The task: Among the entries below, find the lines with the word "widget" and copy them.

Excerpts from an interface dataset
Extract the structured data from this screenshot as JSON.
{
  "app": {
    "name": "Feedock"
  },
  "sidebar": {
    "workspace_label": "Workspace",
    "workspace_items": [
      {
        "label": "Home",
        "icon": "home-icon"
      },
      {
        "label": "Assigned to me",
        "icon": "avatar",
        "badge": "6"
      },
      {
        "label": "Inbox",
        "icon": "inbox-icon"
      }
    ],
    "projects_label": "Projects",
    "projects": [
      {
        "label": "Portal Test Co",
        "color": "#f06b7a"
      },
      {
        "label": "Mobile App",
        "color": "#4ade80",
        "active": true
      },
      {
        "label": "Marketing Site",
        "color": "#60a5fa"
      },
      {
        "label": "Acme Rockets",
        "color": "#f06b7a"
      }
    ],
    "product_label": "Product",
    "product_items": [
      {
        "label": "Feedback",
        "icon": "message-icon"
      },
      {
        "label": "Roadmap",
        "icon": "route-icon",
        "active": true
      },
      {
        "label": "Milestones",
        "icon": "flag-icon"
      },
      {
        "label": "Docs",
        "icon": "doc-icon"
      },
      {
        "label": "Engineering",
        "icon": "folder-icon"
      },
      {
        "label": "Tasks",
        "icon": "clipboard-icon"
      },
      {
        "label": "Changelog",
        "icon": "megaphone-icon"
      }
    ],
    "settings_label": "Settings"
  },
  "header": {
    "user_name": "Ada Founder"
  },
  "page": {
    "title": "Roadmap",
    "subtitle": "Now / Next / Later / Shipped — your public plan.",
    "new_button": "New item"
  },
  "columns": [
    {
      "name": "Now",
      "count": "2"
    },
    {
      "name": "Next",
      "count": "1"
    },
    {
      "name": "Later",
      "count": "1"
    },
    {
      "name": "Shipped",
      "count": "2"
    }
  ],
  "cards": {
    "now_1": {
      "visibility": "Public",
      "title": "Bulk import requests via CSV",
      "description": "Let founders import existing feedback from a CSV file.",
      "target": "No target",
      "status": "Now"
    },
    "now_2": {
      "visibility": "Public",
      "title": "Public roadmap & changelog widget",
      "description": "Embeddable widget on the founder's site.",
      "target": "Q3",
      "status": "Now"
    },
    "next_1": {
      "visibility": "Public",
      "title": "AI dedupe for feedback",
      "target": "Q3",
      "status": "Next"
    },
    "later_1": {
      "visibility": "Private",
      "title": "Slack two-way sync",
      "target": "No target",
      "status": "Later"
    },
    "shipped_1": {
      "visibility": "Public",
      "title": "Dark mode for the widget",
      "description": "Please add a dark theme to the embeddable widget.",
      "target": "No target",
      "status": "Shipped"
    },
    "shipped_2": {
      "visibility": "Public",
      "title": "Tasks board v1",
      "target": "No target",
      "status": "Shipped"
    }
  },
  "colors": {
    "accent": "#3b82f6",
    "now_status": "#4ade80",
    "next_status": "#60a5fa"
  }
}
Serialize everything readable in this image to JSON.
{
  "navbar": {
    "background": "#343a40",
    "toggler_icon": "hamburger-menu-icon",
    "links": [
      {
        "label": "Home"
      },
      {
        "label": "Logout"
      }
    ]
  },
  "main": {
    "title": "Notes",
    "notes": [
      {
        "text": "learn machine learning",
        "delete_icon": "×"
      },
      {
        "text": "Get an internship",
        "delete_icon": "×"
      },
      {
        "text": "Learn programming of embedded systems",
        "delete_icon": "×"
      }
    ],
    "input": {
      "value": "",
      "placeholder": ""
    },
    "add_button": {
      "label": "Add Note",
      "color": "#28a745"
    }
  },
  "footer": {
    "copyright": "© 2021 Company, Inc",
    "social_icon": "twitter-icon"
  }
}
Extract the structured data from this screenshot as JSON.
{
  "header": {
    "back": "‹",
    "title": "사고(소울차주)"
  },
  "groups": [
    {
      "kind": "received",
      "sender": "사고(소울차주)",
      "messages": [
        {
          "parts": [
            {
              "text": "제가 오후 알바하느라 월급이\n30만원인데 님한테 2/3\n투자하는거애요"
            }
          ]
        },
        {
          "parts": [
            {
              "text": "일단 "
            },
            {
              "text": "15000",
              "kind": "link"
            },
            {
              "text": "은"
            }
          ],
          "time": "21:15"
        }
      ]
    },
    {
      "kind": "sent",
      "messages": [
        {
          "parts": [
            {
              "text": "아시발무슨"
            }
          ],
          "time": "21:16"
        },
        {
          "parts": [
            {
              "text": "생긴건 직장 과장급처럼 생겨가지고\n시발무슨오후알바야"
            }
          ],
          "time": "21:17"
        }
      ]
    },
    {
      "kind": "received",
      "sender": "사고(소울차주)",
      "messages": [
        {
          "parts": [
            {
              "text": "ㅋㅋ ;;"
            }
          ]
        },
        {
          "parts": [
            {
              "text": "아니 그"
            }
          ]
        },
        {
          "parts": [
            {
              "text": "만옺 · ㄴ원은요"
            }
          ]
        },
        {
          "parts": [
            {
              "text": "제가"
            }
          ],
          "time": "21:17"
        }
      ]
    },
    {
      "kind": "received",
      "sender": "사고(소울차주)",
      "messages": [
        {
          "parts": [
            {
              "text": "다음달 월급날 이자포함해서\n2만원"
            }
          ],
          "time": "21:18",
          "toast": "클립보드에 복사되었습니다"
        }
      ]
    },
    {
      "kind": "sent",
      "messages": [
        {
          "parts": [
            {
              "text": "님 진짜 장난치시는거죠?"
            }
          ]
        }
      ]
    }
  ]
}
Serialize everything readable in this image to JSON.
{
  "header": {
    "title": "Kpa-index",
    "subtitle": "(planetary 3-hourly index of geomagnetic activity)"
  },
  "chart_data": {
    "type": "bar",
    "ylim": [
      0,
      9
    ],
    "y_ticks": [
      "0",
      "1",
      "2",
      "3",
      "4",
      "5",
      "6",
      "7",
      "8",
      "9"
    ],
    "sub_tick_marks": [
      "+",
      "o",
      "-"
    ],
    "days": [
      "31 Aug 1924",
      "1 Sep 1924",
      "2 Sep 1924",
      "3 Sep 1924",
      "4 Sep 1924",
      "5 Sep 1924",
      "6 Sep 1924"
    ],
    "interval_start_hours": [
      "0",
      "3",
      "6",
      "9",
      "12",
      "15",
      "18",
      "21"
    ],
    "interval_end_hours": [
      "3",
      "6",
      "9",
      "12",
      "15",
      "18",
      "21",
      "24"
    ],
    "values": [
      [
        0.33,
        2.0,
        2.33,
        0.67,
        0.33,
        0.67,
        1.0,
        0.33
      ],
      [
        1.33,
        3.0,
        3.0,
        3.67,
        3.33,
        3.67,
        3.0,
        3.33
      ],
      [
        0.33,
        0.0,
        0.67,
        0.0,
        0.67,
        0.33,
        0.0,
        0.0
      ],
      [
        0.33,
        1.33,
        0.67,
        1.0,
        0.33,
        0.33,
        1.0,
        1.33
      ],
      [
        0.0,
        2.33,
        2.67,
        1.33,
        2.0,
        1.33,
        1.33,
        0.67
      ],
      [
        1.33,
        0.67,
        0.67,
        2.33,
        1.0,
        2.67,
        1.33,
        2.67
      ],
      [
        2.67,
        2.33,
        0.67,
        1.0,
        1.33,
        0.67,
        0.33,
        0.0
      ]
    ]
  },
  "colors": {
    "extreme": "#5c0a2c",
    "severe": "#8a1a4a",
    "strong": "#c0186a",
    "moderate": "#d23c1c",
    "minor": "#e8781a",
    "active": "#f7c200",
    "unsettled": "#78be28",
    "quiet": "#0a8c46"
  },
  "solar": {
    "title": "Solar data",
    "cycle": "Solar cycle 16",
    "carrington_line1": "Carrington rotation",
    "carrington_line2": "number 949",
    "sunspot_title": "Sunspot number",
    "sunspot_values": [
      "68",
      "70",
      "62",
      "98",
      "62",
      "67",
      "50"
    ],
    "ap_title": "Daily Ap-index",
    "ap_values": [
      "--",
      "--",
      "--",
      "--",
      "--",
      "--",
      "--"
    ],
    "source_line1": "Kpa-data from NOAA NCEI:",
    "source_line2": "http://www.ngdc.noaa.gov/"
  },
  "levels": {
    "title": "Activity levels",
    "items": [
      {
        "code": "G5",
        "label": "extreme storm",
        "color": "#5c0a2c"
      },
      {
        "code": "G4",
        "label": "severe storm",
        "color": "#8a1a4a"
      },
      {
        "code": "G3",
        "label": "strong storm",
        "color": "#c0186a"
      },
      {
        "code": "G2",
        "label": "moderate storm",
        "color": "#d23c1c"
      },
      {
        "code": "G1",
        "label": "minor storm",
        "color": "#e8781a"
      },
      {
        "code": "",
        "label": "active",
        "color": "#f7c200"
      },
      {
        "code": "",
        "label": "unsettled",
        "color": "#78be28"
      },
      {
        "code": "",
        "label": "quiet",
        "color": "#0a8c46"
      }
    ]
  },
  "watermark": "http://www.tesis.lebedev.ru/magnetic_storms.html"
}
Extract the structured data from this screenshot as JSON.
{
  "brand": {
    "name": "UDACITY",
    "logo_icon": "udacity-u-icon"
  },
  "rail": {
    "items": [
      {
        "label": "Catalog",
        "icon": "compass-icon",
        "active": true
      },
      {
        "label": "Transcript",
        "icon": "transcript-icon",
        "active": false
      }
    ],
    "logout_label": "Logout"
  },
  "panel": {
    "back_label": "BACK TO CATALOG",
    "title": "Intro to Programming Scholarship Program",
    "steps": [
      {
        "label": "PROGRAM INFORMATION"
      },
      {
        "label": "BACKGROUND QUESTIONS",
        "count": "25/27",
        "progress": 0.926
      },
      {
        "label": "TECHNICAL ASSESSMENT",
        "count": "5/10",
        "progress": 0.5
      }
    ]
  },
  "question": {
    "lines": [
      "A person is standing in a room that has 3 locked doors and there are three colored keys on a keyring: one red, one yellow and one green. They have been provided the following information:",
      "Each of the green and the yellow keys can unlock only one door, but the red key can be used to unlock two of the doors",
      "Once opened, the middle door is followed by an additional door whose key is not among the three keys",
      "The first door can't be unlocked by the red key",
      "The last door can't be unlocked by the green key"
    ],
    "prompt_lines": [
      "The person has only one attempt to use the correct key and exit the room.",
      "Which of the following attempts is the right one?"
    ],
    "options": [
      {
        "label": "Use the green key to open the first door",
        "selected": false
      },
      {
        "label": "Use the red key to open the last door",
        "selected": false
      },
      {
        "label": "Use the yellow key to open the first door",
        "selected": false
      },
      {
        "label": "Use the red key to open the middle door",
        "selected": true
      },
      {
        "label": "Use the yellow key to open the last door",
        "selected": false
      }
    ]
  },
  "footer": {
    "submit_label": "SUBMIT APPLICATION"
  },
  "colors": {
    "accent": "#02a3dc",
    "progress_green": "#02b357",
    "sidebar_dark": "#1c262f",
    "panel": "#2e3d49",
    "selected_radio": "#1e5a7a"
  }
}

Written answer:
      "title": "Public roadmap & changelog widget",
      "description": "Embeddable widget on the founder's site.",
      "title": "Dark mode for the widget",
      "description": "Please add a dark theme to the embeddable widget.",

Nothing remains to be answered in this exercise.